On Sept. 11, a virtual event will be held to honor Carl Austin with the Scouts’ 2020 Distinguished Citizen Award. The event will also showcase local community leaders and Scouts in the Meade County Community.
This annual event is typically a dinner, and it’s a big source of funding for Scouting programs in Meade County. Mike Barbieri, Chair of the Meade County Friends of Scouting Campaign, says that the donations raised from this event help greatly to fund Scouting activities in the area. Because of COVID-19, the event will need to be virtual this year, but the funding is still much needed.
The cost of supporting one Scout is approximately $250, according to Barbieri. He says there are more than 150 Scouts in Meade County, spanning across various age ranges. He says that this type of event helps highlight the positive things Scouts do for the community and showcases all the hard work and dedication they put into improving the area.

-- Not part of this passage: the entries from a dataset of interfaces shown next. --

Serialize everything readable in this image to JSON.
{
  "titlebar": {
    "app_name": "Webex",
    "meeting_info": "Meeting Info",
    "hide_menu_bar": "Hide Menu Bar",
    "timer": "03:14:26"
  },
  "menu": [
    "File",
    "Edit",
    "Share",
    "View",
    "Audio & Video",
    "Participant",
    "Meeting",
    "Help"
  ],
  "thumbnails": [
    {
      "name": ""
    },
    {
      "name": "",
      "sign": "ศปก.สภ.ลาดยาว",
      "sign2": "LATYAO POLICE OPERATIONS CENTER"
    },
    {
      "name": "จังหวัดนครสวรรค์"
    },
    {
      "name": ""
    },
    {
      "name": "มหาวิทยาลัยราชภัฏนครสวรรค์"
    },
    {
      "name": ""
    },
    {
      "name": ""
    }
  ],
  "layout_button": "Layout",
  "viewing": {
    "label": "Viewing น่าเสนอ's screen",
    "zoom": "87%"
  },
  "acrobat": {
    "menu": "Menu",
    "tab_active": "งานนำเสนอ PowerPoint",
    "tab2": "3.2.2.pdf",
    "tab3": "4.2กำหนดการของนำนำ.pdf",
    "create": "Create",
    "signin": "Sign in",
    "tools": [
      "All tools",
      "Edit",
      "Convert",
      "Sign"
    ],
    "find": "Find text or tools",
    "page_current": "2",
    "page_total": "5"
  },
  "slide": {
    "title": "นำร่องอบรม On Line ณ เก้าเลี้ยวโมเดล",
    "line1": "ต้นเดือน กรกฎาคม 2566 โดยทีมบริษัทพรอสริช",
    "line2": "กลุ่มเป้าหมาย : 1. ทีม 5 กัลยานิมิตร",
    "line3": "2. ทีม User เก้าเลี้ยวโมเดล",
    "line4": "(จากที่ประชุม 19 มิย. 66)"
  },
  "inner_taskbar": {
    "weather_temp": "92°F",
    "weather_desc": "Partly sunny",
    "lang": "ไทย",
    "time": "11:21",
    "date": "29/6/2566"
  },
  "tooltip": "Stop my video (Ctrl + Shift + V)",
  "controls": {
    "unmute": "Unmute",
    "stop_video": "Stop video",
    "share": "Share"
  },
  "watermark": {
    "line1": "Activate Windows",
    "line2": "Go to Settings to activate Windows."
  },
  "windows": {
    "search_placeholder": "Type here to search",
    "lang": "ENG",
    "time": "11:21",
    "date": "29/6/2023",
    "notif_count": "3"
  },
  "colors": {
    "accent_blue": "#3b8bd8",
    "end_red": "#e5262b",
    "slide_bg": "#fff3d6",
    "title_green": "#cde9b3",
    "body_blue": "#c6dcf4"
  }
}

“People tend to forget that Scouting is there,” said Barbieri. “If they don’t have a Scout in their family, they may not know about it. They may not know about the things that are happening in the community because of the efforts of the scouts, whether they’re picking up trash, renovating a park space, or adding something new to a local park.”
Barbieri has set up a link so that potential donors can donate online. On that same website, visitors can register to attend the virtual event. A Zoom link will be sent to their provided email address.
Participating in Scouting offers youth an opportunity to learn and develop leadership skills. Barbieri says that it teaches them responsibility and teamwork, much like team sports.
“[Scouting] puts the youths of our community in a position where they’re responsible for something other than themselves,” Barbieri said.
Because of the pandemic, the Scouts have not been able to attend summer camp as they normally would, which results in lost revenue for the program. The pandemic has also affected their visibility, which Barbieri says is a crucial component of their success.
“They’re not able to be out and doing a lot of the things they normally would, so people can’t see their activity,” said Barbier. “That hurts. …Whether it’s selling cookies and popcorn in front of Kroger or doing a community project, they need that visibility to stay relevant.”
Barbieri says that, though all donations are appreciated, there are volunteering opportunities for those who cannot afford to make a donation. He says that there are always Scouts looking to do projects, and they often need a set of extra hands. He says anyone interested in volunteering can reach out to him or anyone else in the Scouting program for more information.
To make a donation to the Scouts, visit the following link: https://app.mobilecause.com/vf/Meade/MikeBarbieri?fbclid=IwAR0YkhdQHjbX-hHmbwvmBLd7t9mAAkxqWZ6T_1XF3lDaSMbaRfs2jOtbmWg